“The market started its most recent cyclical price upturn in 2010, and since then the average price of property coming to market has gone up by 32 percent, stretching buyer affordability,” Shipside said.
While the majority of properties in question are high-end estates and expensive projects, the decline in housing values is expected to affect average properties as well.
This comes as encouraging news for the British homebuyers, as the UK’s housing market is gradually returning to normalcy — houses are expected to be bought by everyday Britons for the purpose of actually living there, rather than parking overseas capital in uninhabited homes.
However, rising borrowing costs and tepid wage inflation might contain the domestic demand for properties for several months, until a further expected decline in property values evening out with effective demand.
“With lackluster average wage growth, more buyers are bumping up against the tighter lending criteria brought in four years ago following the Mortgage Market Review, which was intended to prevent another boom and bust cycle,” Shipside said.

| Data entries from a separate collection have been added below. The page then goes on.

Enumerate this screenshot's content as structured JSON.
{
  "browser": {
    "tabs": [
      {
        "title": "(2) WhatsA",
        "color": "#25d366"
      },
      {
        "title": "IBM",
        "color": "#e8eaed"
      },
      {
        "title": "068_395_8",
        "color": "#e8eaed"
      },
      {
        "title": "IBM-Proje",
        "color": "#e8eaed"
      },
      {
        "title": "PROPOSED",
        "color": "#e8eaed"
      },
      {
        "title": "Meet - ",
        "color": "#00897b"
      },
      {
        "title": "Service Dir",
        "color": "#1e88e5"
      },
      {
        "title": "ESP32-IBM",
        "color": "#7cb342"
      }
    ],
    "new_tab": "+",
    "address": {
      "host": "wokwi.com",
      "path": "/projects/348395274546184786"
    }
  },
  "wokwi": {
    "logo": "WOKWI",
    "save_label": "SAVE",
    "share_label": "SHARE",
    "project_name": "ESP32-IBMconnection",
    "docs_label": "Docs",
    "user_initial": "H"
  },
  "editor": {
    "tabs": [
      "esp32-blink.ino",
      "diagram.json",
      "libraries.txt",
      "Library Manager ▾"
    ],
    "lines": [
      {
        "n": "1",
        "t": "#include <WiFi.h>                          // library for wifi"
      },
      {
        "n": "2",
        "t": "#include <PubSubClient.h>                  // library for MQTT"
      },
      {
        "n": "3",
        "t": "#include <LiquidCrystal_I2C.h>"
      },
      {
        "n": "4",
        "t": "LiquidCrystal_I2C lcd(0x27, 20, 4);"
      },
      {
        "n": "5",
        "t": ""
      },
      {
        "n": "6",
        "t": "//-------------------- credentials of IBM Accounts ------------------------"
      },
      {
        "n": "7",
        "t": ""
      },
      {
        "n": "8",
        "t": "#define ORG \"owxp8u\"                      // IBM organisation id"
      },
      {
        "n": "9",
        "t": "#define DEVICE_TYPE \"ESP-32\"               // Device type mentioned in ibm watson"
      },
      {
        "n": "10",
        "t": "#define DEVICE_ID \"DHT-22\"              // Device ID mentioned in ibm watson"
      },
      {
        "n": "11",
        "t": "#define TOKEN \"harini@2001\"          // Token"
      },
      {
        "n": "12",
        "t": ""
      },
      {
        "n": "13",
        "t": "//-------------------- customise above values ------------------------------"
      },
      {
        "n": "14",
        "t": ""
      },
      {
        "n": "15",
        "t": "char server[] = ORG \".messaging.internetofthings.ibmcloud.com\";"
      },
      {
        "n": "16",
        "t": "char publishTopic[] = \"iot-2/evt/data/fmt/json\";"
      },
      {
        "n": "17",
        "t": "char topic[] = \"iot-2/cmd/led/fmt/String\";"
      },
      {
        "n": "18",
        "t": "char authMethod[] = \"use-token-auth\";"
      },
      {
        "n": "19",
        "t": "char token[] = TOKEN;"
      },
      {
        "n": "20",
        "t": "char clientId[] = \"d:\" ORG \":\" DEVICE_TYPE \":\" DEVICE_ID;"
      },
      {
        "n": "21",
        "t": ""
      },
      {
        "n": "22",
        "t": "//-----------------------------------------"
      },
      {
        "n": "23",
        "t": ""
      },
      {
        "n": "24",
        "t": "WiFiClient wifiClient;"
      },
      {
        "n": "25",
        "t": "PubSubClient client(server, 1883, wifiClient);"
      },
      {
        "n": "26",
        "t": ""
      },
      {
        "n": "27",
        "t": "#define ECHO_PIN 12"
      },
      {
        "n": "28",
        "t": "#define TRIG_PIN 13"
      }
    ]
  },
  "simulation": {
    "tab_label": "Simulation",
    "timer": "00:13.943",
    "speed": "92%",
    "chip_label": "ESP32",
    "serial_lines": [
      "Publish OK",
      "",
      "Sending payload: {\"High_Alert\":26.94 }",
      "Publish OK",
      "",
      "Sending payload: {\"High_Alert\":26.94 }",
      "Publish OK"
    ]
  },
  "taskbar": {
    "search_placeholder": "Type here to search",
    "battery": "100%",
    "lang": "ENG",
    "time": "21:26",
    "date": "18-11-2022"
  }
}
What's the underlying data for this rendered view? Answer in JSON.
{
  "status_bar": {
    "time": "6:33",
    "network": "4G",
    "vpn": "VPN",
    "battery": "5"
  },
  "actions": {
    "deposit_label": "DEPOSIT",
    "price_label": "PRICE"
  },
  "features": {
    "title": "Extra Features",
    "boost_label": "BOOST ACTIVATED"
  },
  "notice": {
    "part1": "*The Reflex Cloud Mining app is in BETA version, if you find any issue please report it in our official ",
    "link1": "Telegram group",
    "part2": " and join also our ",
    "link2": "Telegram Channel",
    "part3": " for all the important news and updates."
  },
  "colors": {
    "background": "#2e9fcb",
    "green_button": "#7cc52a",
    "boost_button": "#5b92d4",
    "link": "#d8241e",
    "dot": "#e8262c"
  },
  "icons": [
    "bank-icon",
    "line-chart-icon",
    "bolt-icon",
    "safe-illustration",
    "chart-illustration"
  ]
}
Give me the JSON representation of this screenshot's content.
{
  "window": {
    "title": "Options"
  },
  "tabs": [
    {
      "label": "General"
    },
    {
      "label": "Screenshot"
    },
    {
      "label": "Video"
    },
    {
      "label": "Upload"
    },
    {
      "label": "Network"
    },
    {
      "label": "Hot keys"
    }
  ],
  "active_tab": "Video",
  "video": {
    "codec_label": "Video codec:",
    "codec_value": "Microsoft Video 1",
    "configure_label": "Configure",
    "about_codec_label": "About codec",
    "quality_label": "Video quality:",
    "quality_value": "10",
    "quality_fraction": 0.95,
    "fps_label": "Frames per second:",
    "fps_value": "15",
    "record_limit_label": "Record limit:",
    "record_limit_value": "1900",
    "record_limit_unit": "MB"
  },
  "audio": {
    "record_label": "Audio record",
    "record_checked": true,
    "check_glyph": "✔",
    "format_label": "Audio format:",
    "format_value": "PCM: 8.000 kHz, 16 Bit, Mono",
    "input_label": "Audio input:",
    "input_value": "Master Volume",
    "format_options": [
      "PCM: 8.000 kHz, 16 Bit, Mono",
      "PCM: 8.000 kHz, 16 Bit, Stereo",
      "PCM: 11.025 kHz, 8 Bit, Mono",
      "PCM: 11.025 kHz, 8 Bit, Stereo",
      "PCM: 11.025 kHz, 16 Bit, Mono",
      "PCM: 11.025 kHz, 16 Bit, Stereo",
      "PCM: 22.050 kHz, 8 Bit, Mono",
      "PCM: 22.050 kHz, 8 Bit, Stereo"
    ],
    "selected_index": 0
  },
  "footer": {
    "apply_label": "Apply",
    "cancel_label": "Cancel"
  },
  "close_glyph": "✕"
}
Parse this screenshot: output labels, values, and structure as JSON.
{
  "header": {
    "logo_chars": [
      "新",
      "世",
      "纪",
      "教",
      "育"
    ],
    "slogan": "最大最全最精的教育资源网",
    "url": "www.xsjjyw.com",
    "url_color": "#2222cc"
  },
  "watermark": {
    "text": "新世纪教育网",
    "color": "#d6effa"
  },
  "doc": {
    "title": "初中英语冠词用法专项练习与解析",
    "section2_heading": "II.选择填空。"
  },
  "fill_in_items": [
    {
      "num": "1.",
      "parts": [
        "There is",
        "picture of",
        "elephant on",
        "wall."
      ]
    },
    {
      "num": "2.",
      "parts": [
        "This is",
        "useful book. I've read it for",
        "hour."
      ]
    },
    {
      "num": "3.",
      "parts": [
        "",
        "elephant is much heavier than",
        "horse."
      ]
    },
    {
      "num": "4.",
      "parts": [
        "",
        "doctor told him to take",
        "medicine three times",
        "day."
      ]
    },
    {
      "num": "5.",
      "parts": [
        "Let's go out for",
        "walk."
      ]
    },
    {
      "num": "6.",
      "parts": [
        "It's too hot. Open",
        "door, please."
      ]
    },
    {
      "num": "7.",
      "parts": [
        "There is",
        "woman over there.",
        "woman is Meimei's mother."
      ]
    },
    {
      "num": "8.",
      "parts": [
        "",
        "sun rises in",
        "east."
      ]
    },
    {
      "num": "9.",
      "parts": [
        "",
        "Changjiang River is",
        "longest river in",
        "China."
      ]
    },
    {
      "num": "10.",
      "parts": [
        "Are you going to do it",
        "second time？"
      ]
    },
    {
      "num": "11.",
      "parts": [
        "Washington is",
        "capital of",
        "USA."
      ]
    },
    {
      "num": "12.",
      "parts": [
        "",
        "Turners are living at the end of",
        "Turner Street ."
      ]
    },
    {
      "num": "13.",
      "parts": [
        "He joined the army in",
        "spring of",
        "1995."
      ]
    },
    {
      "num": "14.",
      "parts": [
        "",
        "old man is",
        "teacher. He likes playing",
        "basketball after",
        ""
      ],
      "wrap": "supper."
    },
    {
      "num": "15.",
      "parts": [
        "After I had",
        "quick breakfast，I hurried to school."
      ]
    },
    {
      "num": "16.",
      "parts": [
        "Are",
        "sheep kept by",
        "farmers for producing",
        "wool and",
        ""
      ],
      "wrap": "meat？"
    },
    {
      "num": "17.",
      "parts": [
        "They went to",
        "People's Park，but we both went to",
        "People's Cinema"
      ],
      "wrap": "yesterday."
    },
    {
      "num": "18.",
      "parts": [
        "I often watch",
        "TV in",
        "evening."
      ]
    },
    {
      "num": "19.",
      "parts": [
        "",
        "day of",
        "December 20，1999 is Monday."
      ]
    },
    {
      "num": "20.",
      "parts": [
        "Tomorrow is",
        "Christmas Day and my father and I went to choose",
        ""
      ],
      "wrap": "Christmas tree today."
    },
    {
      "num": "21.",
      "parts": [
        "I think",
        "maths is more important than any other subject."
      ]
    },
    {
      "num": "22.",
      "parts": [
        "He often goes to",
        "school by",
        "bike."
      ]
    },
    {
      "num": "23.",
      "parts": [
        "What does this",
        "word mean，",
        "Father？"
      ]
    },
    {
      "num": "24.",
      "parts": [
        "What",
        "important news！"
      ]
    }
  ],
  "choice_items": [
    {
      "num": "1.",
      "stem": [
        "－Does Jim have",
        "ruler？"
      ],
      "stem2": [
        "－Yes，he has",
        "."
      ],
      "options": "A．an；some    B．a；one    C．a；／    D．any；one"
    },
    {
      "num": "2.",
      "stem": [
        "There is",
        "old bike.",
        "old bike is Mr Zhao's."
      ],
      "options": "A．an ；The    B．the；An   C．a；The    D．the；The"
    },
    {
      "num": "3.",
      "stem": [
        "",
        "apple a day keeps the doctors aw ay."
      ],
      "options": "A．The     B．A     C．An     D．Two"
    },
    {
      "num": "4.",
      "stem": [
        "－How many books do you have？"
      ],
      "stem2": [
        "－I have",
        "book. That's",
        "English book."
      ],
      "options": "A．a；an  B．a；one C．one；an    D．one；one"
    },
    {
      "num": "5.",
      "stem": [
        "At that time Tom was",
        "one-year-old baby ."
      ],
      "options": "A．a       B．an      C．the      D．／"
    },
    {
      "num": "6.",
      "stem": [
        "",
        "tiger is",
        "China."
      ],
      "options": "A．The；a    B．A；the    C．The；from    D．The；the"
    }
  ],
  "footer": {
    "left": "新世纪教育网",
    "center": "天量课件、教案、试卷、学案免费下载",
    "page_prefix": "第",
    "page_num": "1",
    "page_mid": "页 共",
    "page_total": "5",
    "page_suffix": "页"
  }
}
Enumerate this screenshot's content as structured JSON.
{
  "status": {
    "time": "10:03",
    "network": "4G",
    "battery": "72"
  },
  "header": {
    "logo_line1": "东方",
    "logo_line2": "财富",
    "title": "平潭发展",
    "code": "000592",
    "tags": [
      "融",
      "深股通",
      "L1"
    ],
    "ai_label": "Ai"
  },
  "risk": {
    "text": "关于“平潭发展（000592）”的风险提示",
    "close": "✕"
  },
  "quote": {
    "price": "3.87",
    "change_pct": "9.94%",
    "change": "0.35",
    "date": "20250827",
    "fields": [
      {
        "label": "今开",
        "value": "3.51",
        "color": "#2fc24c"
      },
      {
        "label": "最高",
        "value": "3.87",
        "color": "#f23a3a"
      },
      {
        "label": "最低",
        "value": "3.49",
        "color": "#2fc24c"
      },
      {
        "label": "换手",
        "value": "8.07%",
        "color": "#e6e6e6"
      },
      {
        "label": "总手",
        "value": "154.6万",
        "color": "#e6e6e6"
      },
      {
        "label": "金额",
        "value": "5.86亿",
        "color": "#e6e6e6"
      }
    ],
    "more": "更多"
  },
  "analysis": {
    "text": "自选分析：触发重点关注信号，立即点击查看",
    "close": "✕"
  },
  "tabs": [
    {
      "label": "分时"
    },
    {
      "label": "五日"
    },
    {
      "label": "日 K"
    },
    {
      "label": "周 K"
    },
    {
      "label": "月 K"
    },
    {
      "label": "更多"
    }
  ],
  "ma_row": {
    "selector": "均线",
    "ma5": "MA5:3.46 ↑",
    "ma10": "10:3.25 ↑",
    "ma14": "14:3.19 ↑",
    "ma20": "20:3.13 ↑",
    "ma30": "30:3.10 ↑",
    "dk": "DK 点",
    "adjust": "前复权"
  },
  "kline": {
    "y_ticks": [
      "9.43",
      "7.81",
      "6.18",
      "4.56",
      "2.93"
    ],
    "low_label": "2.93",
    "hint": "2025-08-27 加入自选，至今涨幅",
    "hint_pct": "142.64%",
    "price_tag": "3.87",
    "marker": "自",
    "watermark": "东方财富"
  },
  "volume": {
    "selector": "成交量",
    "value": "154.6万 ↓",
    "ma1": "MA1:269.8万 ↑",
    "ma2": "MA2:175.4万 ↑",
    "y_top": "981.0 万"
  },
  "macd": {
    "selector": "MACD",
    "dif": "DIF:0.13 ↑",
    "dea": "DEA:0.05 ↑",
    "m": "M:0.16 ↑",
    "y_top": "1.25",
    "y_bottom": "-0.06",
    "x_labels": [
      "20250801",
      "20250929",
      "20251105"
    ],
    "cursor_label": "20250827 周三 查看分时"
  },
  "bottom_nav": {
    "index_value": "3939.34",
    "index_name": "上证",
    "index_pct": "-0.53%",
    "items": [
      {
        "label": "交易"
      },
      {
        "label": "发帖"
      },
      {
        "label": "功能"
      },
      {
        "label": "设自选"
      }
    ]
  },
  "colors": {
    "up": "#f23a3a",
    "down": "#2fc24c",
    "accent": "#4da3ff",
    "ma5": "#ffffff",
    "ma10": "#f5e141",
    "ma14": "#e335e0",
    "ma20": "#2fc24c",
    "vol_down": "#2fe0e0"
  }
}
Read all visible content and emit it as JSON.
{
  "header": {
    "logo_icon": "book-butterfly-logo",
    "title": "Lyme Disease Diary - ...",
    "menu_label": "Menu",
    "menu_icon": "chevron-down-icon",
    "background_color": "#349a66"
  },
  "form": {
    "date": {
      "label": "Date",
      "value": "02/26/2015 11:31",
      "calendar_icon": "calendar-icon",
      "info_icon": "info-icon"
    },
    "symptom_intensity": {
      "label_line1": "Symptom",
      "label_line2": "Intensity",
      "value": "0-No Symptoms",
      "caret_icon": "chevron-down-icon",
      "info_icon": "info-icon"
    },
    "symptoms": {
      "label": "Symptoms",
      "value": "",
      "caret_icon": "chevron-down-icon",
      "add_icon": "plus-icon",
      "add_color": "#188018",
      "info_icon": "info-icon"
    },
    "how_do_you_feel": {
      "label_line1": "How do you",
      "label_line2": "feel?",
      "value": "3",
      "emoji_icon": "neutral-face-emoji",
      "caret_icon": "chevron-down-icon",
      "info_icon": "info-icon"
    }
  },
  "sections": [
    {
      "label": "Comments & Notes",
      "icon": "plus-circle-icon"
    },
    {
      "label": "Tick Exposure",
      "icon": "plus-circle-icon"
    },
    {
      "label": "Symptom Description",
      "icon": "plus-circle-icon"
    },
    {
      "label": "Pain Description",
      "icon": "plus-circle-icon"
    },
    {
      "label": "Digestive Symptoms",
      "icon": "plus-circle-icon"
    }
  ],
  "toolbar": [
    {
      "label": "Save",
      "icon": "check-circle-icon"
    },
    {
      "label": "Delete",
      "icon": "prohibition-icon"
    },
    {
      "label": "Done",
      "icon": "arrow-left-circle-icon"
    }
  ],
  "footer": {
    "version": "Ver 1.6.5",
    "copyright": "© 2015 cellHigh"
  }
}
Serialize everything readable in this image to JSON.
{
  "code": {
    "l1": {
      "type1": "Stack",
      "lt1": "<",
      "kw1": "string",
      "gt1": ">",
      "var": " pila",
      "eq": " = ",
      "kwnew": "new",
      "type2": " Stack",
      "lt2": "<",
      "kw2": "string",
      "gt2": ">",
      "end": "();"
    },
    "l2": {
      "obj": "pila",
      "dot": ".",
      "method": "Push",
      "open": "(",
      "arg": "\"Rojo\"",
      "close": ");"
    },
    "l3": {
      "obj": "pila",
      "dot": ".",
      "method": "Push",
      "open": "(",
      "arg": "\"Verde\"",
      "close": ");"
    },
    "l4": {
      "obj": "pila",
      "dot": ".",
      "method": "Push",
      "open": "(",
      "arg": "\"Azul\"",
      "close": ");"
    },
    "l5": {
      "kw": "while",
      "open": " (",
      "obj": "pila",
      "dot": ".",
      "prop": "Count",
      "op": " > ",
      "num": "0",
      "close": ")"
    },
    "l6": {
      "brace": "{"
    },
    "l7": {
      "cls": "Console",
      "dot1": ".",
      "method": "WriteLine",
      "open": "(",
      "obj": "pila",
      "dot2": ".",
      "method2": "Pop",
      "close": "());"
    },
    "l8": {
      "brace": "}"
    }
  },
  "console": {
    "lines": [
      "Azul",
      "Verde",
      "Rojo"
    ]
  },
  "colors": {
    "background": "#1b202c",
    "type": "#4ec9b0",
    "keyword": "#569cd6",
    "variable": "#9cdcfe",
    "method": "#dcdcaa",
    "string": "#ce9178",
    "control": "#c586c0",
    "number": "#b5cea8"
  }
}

At this point, the UK’s property prices are still above their levels one year ago. The average asking price across the country is 1.1 percent up from August 2017, while in London prices have actually decreased year-on-year as well — by 1.2 percent to £609,205.
Meantime, the price for a generic two-bedroom apartment has dropped to its lowest level since July 2015, but London property value remains elevated, at 2.5 times above the national average.